The Sunday News
Nkosilathi Sibanda, Business Correspondent
RENOWNED academic and businessman Mr Clemence Kunzekweguta has implored the Ministry of Primary and Secondary Education to consider introducing financial management lessons in schools saying this will inculcate a culture of saving and instil economic independence in young people.
He said if the local education system prioritises financial inclusion, the country also stands to benefit as children would grow to become responsible citizens with an entrepreneurial mindset that can handle economic issues.
Mr Kunzekweguta said this when he addressed pupils at SOS Hermann Gmeiner Primary School in Bulawayo last week.
“Our children are learning about computers, sciences and mathematics and little or nothing about money. I urge the Ministry of Primary and Secondary Education to take the issue of financial education really seriously. While it is important to emphasise on certain subjects, there is also a need to teach our children how to handle money. We are good at churning out students who pass with flying colours but are those kids ready for the real world of money issues? Financial inclusion helps to shape citizens that are responsible with their lives, spending, sustainable living habits and above all how to survive.
“Learning about finance and free enterprise at high school and university has been proven to only produce excellent employees at a time when the world requires real entrepreneurs,” said Mr Kunzekweguta.
He called upon teachers to start enlightening children about finance at an early age.
“I encourage teachers to take up the initiative of teaching about finance. It is never too early to teach a child money management. The earlier we start teaching children to save money, the better.
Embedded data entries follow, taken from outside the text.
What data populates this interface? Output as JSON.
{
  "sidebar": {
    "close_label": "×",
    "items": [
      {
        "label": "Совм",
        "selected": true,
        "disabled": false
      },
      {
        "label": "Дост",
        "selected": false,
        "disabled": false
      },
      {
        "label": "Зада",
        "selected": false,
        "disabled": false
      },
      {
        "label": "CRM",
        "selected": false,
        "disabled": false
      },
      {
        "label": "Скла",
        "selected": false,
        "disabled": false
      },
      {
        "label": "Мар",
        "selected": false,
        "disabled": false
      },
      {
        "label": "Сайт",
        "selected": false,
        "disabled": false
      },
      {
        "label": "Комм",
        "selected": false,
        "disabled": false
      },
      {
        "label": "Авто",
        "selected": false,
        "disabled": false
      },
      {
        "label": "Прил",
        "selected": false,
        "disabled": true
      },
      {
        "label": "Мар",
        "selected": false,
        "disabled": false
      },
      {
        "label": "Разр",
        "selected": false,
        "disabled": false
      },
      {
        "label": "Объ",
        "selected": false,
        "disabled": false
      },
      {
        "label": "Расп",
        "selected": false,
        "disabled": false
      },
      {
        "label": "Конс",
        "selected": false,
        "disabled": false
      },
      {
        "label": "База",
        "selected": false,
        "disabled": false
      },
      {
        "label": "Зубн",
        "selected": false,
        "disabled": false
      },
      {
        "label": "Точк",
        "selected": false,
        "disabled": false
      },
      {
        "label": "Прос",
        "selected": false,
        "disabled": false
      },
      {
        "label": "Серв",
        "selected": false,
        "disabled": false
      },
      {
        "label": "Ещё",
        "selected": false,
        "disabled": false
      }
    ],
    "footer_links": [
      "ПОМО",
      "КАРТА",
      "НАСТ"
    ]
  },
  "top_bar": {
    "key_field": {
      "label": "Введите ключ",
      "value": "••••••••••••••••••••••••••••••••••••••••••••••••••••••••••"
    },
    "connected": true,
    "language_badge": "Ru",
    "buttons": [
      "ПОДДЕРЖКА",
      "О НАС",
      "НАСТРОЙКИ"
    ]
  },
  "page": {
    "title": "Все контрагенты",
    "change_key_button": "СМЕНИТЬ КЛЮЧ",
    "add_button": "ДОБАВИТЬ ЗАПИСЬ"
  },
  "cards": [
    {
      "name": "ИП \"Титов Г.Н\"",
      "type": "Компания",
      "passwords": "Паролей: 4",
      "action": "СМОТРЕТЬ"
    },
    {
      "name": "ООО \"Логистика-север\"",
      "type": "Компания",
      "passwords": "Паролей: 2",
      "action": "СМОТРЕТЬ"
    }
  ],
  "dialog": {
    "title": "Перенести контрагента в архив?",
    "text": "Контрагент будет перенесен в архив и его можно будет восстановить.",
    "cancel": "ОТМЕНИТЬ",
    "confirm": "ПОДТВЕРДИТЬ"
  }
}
“This should be taken as a long-term behavioural change initiative requiring a number of approaches so as to bring about gradual improvement in our children. Financial literacy is important in the life journey of everyone, be they in primary school, secondary school, tertiary level, whether employed or unemployed. Financial literacy is more about making thoughtful and informed decisions about your finances,” he said.
The renowned educationist said the ministry should champion inclusive, competitive and collaborative education for sustainable industrial development.
“For sustainable living, our children need to be equipped with skills to make money and earn a living. If they can sustain themselves while at school, it means they can survive the industry, since what they are taught at school is the exact of what is happening in industries.”
According to the United Nations’ Sustainable Development Goals, the teaching of finance must be a prerequisite in elementary school as it has the capacity to inculcate responsibility at a young age.